───── RECORDS PROVIDED ─────

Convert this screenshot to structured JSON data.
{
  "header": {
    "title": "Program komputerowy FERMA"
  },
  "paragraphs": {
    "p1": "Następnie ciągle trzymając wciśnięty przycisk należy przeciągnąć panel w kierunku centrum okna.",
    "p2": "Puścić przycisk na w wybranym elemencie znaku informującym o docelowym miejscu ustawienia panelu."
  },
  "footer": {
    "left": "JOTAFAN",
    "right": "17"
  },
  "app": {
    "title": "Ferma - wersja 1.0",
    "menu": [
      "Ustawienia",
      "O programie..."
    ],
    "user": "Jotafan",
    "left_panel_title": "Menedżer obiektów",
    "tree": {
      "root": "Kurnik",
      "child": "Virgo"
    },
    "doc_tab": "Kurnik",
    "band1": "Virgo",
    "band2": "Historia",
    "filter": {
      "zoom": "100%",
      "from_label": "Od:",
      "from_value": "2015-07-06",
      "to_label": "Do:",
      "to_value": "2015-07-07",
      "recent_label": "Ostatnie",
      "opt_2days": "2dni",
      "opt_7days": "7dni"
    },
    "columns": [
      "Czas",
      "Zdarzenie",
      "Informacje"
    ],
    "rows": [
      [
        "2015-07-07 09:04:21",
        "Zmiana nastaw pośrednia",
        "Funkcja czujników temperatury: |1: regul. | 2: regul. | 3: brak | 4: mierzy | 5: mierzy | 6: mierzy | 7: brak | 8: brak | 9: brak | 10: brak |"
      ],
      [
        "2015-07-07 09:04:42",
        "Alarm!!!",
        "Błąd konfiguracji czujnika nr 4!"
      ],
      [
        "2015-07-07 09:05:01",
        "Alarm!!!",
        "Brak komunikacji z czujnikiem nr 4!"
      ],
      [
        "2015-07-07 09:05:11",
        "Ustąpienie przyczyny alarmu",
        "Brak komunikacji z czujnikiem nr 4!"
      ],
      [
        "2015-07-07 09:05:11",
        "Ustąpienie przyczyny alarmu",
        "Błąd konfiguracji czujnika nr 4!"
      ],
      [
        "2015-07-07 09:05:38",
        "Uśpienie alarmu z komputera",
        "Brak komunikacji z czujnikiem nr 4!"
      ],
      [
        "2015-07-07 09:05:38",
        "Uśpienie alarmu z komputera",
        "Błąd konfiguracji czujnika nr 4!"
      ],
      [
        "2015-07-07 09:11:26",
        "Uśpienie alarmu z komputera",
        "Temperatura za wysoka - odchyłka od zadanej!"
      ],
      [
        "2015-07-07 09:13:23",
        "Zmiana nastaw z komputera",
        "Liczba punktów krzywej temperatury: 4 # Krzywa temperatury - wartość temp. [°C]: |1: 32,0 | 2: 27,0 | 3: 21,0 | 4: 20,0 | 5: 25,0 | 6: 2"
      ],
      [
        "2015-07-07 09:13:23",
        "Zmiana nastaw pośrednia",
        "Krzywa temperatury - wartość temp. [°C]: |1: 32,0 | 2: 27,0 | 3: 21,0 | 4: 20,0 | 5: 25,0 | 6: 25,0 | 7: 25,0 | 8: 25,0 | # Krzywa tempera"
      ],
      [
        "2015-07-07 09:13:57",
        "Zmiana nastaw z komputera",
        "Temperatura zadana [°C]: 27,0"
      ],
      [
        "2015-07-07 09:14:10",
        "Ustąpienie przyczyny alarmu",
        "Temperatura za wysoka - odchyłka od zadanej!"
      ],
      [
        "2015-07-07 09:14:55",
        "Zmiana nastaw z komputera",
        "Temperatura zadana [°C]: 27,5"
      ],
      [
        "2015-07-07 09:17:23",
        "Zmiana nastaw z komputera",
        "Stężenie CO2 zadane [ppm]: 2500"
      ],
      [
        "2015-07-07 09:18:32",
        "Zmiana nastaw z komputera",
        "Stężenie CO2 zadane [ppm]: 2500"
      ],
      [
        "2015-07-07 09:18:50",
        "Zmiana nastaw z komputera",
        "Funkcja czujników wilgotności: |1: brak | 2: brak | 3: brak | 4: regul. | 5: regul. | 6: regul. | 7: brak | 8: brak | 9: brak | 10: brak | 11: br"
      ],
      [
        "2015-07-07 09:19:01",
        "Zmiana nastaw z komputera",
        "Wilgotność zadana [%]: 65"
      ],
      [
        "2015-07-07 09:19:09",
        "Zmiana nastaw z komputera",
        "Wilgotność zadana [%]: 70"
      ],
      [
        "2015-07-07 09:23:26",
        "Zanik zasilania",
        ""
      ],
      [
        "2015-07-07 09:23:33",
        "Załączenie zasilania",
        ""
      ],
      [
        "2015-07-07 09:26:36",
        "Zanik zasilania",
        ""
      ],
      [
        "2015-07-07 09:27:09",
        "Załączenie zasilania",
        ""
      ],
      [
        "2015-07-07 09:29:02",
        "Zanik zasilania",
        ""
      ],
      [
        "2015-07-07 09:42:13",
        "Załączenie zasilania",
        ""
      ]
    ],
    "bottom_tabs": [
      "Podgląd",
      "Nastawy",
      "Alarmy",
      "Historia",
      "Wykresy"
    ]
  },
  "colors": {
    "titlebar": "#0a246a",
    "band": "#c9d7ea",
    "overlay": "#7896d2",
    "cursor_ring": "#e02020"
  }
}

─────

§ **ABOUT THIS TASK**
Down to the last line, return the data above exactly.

§ **RESPONSE TO THE EXERCISE**
Convert this screenshot to structured JSON data.
{
  "header": {
    "title": "Program komputerowy FERMA"
  },
  "paragraphs": {
    "p1": "Następnie ciągle trzymając wciśnięty przycisk należy przeciągnąć panel w kierunku centrum okna.",
    "p2": "Puścić przycisk na w wybranym elemencie znaku informującym o docelowym miejscu ustawienia panelu."
  },
  "footer": {
    "left": "JOTAFAN",
    "right": "17"
  },
  "app": {
    "title": "Ferma - wersja 1.0",
    "menu": [
      "Ustawienia",
      "O programie..."
    ],
    "user": "Jotafan",
    "left_panel_title": "Menedżer obiektów",
    "tree": {
      "root": "Kurnik",
      "child": "Virgo"
    },
    "doc_tab": "Kurnik",
    "band1": "Virgo",
    "band2": "Historia",
    "filter": {
      "zoom": "100%",
      "from_label": "Od:",
      "from_value": "2015-07-06",
      "to_label": "Do:",
      "to_value": "2015-07-07",
      "recent_label": "Ostatnie",
      "opt_2days": "2dni",
      "opt_7days": "7dni"
    },
    "columns": [
      "Czas",
      "Zdarzenie",
      "Informacje"
    ],
    "rows": [
      [
        "2015-07-07 09:04:21",
        "Zmiana nastaw pośrednia",
        "Funkcja czujników temperatury: |1: regul. | 2: regul. | 3: brak | 4: mierzy | 5: mierzy | 6: mierzy | 7: brak | 8: brak | 9: brak | 10: brak |"
      ],
      [
        "2015-07-07 09:04:42",
        "Alarm!!!",
        "Błąd konfiguracji czujnika nr 4!"
      ],
      [
        "2015-07-07 09:05:01",
        "Alarm!!!",
        "Brak komunikacji z czujnikiem nr 4!"
      ],
      [
        "2015-07-07 09:05:11",
        "Ustąpienie przyczyny alarmu",
        "Brak komunikacji z czujnikiem nr 4!"
      ],
      [
        "2015-07-07 09:05:11",
        "Ustąpienie przyczyny alarmu",
        "Błąd konfiguracji czujnika nr 4!"
      ],
      [
        "2015-07-07 09:05:38",
        "Uśpienie alarmu z komputera",
        "Brak komunikacji z czujnikiem nr 4!"
      ],
      [
        "2015-07-07 09:05:38",
        "Uśpienie alarmu z komputera",
        "Błąd konfiguracji czujnika nr 4!"
      ],
      [
        "2015-07-07 09:11:26",
        "Uśpienie alarmu z komputera",
        "Temperatura za wysoka - odchyłka od zadanej!"
      ],
      [
        "2015-07-07 09:13:23",
        "Zmiana nastaw z komputera",
        "Liczba punktów krzywej temperatury: 4 # Krzywa temperatury - wartość temp. [°C]: |1: 32,0 | 2: 27,0 | 3: 21,0 | 4: 20,0 | 5: 25,0 | 6: 2"
      ],
      [
        "2015-07-07 09:13:23",
        "Zmiana nastaw pośrednia",
        "Krzywa temperatury - wartość temp. [°C]: |1: 32,0 | 2: 27,0 | 3: 21,0 | 4: 20,0 | 5: 25,0 | 6: 25,0 | 7: 25,0 | 8: 25,0 | # Krzywa tempera"
      ],
      [
        "2015-07-07 09:13:57",
        "Zmiana nastaw z komputera",
        "Temperatura zadana [°C]: 27,0"
      ],
      [
        "2015-07-07 09:14:10",
        "Ustąpienie przyczyny alarmu",
        "Temperatura za wysoka - odchyłka od zadanej!"
      ],
      [
        "2015-07-07 09:14:55",
        "Zmiana nastaw z komputera",
        "Temperatura zadana [°C]: 27,5"
      ],
      [
        "2015-07-07 09:17:23",
        "Zmiana nastaw z komputera",
        "Stężenie CO2 zadane [ppm]: 2500"
      ],
      [
        "2015-07-07 09:18:32",
        "Zmiana nastaw z komputera",
        "Stężenie CO2 zadane [ppm]: 2500"
      ],
      [
        "2015-07-07 09:18:50",
        "Zmiana nastaw z komputera",
        "Funkcja czujników wilgotności: |1: brak | 2: brak | 3: brak | 4: regul. | 5: regul. | 6: regul. | 7: brak | 8: brak | 9: brak | 10: brak | 11: br"
      ],
      [
        "2015-07-07 09:19:01",
        "Zmiana nastaw z komputera",
        "Wilgotność zadana [%]: 65"
      ],
      [
        "2015-07-07 09:19:09",
        "Zmiana nastaw z komputera",
        "Wilgotność zadana [%]: 70"
      ],
      [
        "2015-07-07 09:23:26",
        "Zanik zasilania",
        ""
      ],
      [
        "2015-07-07 09:23:33",
        "Załączenie zasilania",
        ""
      ],
      [
        "2015-07-07 09:26:36",
        "Zanik zasilania",
        ""
      ],
      [
        "2015-07-07 09:27:09",
        "Załączenie zasilania",
        ""
      ],
      [
        "2015-07-07 09:29:02",
        "Zanik zasilania",
        ""
      ],
      [
        "2015-07-07 09:42:13",
        "Załączenie zasilania",
        ""
      ]
    ],
    "bottom_tabs": [
      "Podgląd",
      "Nastawy",
      "Alarmy",
      "Historia",
      "Wykresy"
    ]
  },
  "colors": {
    "titlebar": "#0a246a",
    "band": "#c9d7ea",
    "overlay": "#7896d2",
    "cursor_ring": "#e02020"
  }
}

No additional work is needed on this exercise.